(Problem to solve):
What you give back must match the data character for character.

(Available data):
——————————

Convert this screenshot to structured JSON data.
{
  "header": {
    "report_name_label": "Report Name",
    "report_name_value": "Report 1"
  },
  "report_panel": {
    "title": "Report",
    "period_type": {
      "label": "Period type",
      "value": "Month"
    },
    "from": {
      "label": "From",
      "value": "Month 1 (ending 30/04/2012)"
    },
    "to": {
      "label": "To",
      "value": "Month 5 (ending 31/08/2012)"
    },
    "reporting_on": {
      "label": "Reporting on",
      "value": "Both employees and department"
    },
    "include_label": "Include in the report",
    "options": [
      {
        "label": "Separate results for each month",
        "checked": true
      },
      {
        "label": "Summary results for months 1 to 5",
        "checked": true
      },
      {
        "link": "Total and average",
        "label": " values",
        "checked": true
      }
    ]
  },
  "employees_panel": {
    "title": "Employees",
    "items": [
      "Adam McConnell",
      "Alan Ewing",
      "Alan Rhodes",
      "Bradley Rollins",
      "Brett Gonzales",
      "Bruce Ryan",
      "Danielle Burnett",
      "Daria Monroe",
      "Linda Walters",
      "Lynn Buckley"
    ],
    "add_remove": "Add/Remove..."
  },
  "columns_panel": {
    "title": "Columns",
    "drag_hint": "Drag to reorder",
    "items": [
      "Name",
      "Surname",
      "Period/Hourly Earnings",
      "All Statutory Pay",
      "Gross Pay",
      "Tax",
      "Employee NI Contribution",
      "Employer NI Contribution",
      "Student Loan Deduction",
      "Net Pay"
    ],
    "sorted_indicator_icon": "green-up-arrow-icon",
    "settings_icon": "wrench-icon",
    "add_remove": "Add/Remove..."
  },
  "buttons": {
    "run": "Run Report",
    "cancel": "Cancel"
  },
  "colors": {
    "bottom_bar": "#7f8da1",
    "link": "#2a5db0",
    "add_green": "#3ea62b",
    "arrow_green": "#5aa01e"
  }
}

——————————

(Written reply):
Convert this screenshot to structured JSON data.
{
  "header": {
    "report_name_label": "Report Name",
    "report_name_value": "Report 1"
  },
  "report_panel": {
    "title": "Report",
    "period_type": {
      "label": "Period type",
      "value": "Month"
    },
    "from": {
      "label": "From",
      "value": "Month 1 (ending 30/04/2012)"
    },
    "to": {
      "label": "To",
      "value": "Month 5 (ending 31/08/2012)"
    },
    "reporting_on": {
      "label": "Reporting on",
      "value": "Both employees and department"
    },
    "include_label": "Include in the report",
    "options": [
      {
        "label": "Separate results for each month",
        "checked": true
      },
      {
        "label": "Summary results for months 1 to 5",
        "checked": true
      },
      {
        "link": "Total and average",
        "label": " values",
        "checked": true
      }
    ]
  },
  "employees_panel": {
    "title": "Employees",
    "items": [
      "Adam McConnell",
      "Alan Ewing",
      "Alan Rhodes",
      "Bradley Rollins",
      "Brett Gonzales",
      "Bruce Ryan",
      "Danielle Burnett",
      "Daria Monroe",
      "Linda Walters",
      "Lynn Buckley"
    ],
    "add_remove": "Add/Remove..."
  },
  "columns_panel": {
    "title": "Columns",
    "drag_hint": "Drag to reorder",
    "items": [
      "Name",
      "Surname",
      "Period/Hourly Earnings",
      "All Statutory Pay",
      "Gross Pay",
      "Tax",
      "Employee NI Contribution",
      "Employer NI Contribution",
      "Student Loan Deduction",
      "Net Pay"
    ],
    "sorted_indicator_icon": "green-up-arrow-icon",
    "settings_icon": "wrench-icon",
    "add_remove": "Add/Remove..."
  },
  "buttons": {
    "run": "Run Report",
    "cancel": "Cancel"
  },
  "colors": {
    "bottom_bar": "#7f8da1",
    "link": "#2a5db0",
    "add_green": "#3ea62b",
    "arrow_green": "#5aa01e"
  }
}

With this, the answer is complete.